Instructions to follow:
Each record is to be repeated exactly as it stands below.

Input data:
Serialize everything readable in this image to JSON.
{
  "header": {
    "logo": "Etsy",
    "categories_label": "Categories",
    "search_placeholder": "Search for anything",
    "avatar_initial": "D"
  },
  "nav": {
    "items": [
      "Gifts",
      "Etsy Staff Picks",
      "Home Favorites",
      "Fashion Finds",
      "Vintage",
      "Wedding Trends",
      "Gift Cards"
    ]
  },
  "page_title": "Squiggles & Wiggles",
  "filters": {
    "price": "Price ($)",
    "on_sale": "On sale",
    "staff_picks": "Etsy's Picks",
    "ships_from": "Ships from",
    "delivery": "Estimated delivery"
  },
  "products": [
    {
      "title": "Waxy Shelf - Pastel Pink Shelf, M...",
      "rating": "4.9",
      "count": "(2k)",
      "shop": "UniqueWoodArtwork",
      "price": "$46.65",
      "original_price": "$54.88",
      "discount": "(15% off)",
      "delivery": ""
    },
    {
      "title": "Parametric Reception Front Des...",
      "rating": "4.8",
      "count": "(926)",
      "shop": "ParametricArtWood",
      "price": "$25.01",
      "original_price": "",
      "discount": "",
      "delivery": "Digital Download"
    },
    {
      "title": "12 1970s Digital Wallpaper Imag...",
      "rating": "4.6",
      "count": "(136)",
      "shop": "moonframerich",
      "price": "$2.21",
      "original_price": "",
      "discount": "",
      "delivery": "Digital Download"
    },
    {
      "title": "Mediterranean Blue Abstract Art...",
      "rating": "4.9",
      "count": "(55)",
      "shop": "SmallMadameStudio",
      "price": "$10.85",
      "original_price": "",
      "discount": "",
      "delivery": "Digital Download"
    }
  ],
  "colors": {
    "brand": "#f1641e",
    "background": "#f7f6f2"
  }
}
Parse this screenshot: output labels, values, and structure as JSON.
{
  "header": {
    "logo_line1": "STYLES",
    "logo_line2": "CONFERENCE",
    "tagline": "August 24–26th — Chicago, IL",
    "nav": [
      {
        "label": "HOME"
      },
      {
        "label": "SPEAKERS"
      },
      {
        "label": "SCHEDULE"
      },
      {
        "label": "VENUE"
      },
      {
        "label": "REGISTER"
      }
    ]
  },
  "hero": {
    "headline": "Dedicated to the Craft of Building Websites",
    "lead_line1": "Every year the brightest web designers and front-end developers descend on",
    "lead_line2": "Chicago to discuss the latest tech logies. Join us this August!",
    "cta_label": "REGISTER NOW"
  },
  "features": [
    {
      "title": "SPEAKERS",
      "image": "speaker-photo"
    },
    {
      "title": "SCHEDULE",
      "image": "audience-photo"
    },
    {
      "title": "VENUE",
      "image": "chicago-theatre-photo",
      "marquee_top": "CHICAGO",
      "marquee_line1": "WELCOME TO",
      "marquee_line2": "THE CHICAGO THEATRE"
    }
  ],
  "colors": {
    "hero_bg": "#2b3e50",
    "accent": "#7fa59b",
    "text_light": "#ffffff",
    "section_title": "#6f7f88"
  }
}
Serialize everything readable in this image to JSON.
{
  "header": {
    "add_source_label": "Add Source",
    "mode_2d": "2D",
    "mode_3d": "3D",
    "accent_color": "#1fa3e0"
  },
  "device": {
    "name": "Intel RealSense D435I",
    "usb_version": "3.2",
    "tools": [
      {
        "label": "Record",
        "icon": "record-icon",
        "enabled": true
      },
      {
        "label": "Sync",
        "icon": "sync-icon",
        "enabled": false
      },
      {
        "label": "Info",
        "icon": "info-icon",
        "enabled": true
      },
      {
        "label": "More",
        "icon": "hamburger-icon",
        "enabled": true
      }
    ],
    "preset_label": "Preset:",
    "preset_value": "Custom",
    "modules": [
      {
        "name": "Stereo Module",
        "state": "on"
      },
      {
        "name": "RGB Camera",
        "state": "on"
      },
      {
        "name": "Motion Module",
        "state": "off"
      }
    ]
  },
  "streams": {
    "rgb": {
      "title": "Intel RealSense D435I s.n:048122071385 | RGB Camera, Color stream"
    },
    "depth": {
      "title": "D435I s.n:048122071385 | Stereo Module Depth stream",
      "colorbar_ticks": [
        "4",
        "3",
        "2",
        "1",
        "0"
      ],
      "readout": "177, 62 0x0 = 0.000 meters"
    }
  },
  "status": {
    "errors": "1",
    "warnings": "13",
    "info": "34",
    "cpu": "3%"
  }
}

Answer for this exercise:
Serialize everything readable in this image to JSON.
{
  "header": {
    "logo": "Etsy",
    "categories_label": "Categories",
    "search_placeholder": "Search for anything",
    "avatar_initial": "D"
  },
  "nav": {
    "items": [
      "Gifts",
      "Etsy Staff Picks",
      "Home Favorites",
      "Fashion Finds",
      "Vintage",
      "Wedding Trends",
      "Gift Cards"
    ]
  },
  "page_title": "Squiggles & Wiggles",
  "filters": {
    "price": "Price ($)",
    "on_sale": "On sale",
    "staff_picks": "Etsy's Picks",
    "ships_from": "Ships from",
    "delivery": "Estimated delivery"
  },
  "products": [
    {
      "title": "Waxy Shelf - Pastel Pink Shelf, M...",
      "rating": "4.9",
      "count": "(2k)",
      "shop": "UniqueWoodArtwork",
      "price": "$46.65",
      "original_price": "$54.88",
      "discount": "(15% off)",
      "delivery": ""
    },
    {
      "title": "Parametric Reception Front Des...",
      "rating": "4.8",
      "count": "(926)",
      "shop": "ParametricArtWood",
      "price": "$25.01",
      "original_price": "",
      "discount": "",
      "delivery": "Digital Download"
    },
    {
      "title": "12 1970s Digital Wallpaper Imag...",
      "rating": "4.6",
      "count": "(136)",
      "shop": "moonframerich",
      "price": "$2.21",
      "original_price": "",
      "discount": "",
      "delivery": "Digital Download"
    },
    {
      "title": "Mediterranean Blue Abstract Art...",
      "rating": "4.9",
      "count": "(55)",
      "shop": "SmallMadameStudio",
      "price": "$10.85",
      "original_price": "",
      "discount": "",
      "delivery": "Digital Download"
    }
  ],
  "colors": {
    "brand": "#f1641e",
    "background": "#f7f6f2"
  }
}
Parse this screenshot: output labels, values, and structure as JSON.
{
  "header": {
    "logo_line1": "STYLES",
    "logo_line2": "CONFERENCE",
    "tagline": "August 24–26th — Chicago, IL",
    "nav": [
      {
        "label": "HOME"
      },
      {
        "label": "SPEAKERS"
      },
      {
        "label": "SCHEDULE"
      },
      {
        "label": "VENUE"
      },
      {
        "label": "REGISTER"
      }
    ]
  },
  "hero": {
    "headline": "Dedicated to the Craft of Building Websites",
    "lead_line1": "Every year the brightest web designers and front-end developers descend on",
    "lead_line2": "Chicago to discuss the latest tech logies. Join us this August!",
    "cta_label": "REGISTER NOW"
  },
  "features": [
    {
      "title": "SPEAKERS",
      "image": "speaker-photo"
    },
    {
      "title": "SCHEDULE",
      "image": "audience-photo"
    },
    {
      "title": "VENUE",
      "image": "chicago-theatre-photo",
      "marquee_top": "CHICAGO",
      "marquee_line1": "WELCOME TO",
      "marquee_line2": "THE CHICAGO THEATRE"
    }
  ],
  "colors": {
    "hero_bg": "#2b3e50",
    "accent": "#7fa59b",
    "text_light": "#ffffff",
    "section_title": "#6f7f88"
  }
}
Serialize everything readable in this image to JSON.
{
  "header": {
    "add_source_label": "Add Source",
    "mode_2d": "2D",
    "mode_3d": "3D",
    "accent_color": "#1fa3e0"
  },
  "device": {
    "name": "Intel RealSense D435I",
    "usb_version": "3.2",
    "tools": [
      {
        "label": "Record",
        "icon": "record-icon",
        "enabled": true
      },
      {
        "label": "Sync",
        "icon": "sync-icon",
        "enabled": false
      },
      {
        "label": "Info",
        "icon": "info-icon",
        "enabled": true
      },
      {
        "label": "More",
        "icon": "hamburger-icon",
        "enabled": true
      }
    ],
    "preset_label": "Preset:",
    "preset_value": "Custom",
    "modules": [
      {
        "name": "Stereo Module",
        "state": "on"
      },
      {
        "name": "RGB Camera",
        "state": "on"
      },
      {
        "name": "Motion Module",
        "state": "off"
      }
    ]
  },
  "streams": {
    "rgb": {
      "title": "Intel RealSense D435I s.n:048122071385 | RGB Camera, Color stream"
    },
    "depth": {
      "title": "D435I s.n:048122071385 | Stereo Module Depth stream",
      "colorbar_ticks": [
        "4",
        "3",
        "2",
        "1",
        "0"
      ],
      "readout": "177, 62 0x0 = 0.000 meters"
    }
  },
  "status": {
    "errors": "1",
    "warnings": "13",
    "info": "34",
    "cpu": "3%"
  }
}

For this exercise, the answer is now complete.